DATA FOR THIS TASK: Begin
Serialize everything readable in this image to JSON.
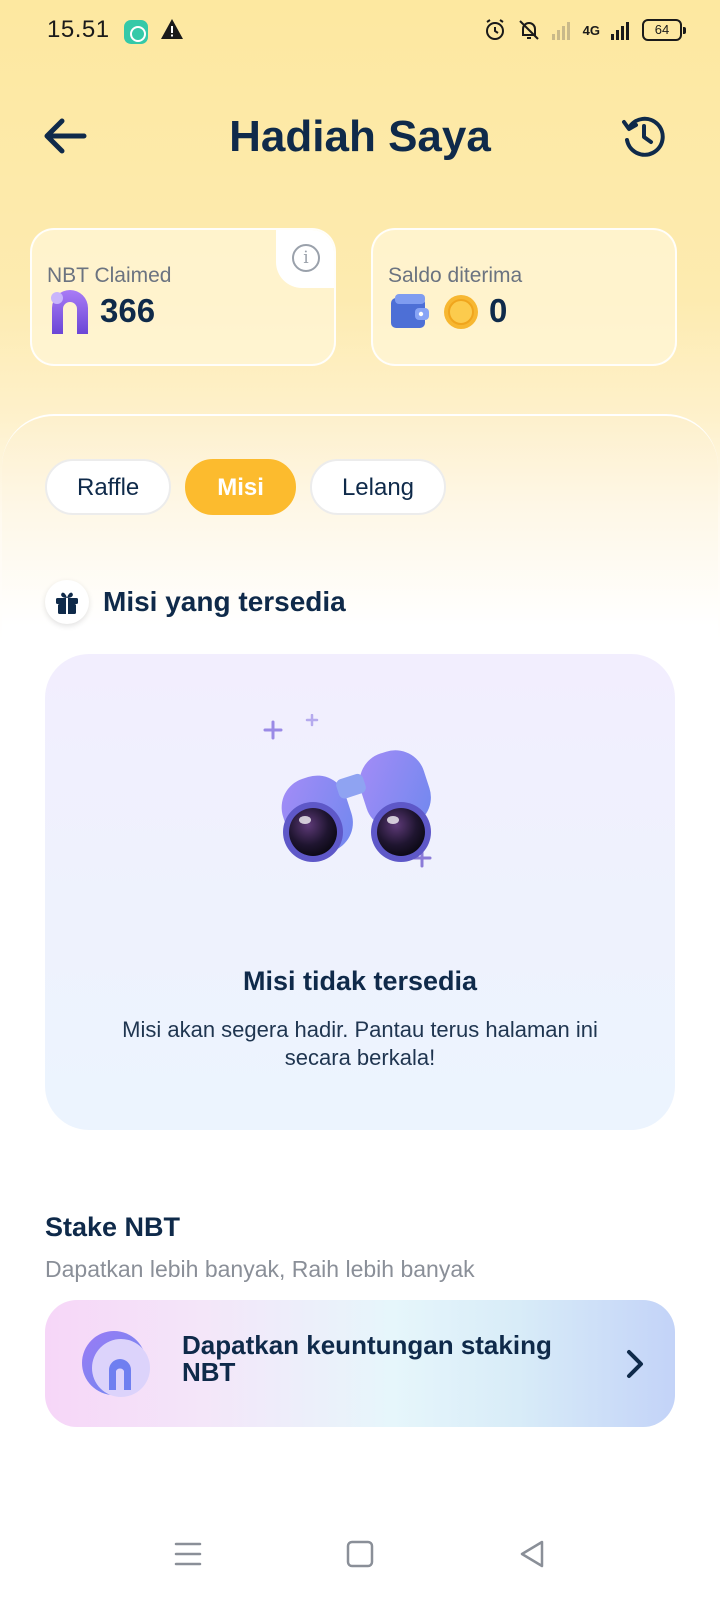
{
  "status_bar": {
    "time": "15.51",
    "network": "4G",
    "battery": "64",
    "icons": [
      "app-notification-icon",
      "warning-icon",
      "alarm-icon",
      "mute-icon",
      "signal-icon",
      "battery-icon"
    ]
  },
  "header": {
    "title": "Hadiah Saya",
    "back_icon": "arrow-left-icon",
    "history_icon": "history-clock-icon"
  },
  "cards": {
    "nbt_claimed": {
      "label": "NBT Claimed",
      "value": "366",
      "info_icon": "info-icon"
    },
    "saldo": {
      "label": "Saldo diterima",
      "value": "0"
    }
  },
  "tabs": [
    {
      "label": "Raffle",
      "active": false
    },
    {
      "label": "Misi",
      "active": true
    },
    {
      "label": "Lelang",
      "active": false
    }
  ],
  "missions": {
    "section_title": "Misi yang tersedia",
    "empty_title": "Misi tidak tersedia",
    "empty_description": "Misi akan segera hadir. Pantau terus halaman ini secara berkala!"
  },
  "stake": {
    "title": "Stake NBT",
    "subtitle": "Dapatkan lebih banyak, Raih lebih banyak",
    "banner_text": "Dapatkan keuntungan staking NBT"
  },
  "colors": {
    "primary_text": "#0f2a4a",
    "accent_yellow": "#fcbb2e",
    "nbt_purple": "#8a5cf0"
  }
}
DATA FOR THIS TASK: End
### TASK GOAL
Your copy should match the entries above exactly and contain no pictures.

### WORKED SOLUTION
Serialize everything readable in this image to JSON.
{
  "status_bar": {
    "time": "15.51",
    "network": "4G",
    "battery": "64",
    "icons": [
      "app-notification-icon",
      "warning-icon",
      "alarm-icon",
      "mute-icon",
      "signal-icon",
      "battery-icon"
    ]
  },
  "header": {
    "title": "Hadiah Saya",
    "back_icon": "arrow-left-icon",
    "history_icon": "history-clock-icon"
  },
  "cards": {
    "nbt_claimed": {
      "label": "NBT Claimed",
      "value": "366",
      "info_icon": "info-icon"
    },
    "saldo": {
      "label": "Saldo diterima",
      "value": "0"
    }
  },
  "tabs": [
    {
      "label": "Raffle",
      "active": false
    },
    {
      "label": "Misi",
      "active": true
    },
    {
      "label": "Lelang",
      "active": false
    }
  ],
  "missions": {
    "section_title": "Misi yang tersedia",
    "empty_title": "Misi tidak tersedia",
    "empty_description": "Misi akan segera hadir. Pantau terus halaman ini secara berkala!"
  },
  "stake": {
    "title": "Stake NBT",
    "subtitle": "Dapatkan lebih banyak, Raih lebih banyak",
    "banner_text": "Dapatkan keuntungan staking NBT"
  },
  "colors": {
    "primary_text": "#0f2a4a",
    "accent_yellow": "#fcbb2e",
    "nbt_purple": "#8a5cf0"
  }
}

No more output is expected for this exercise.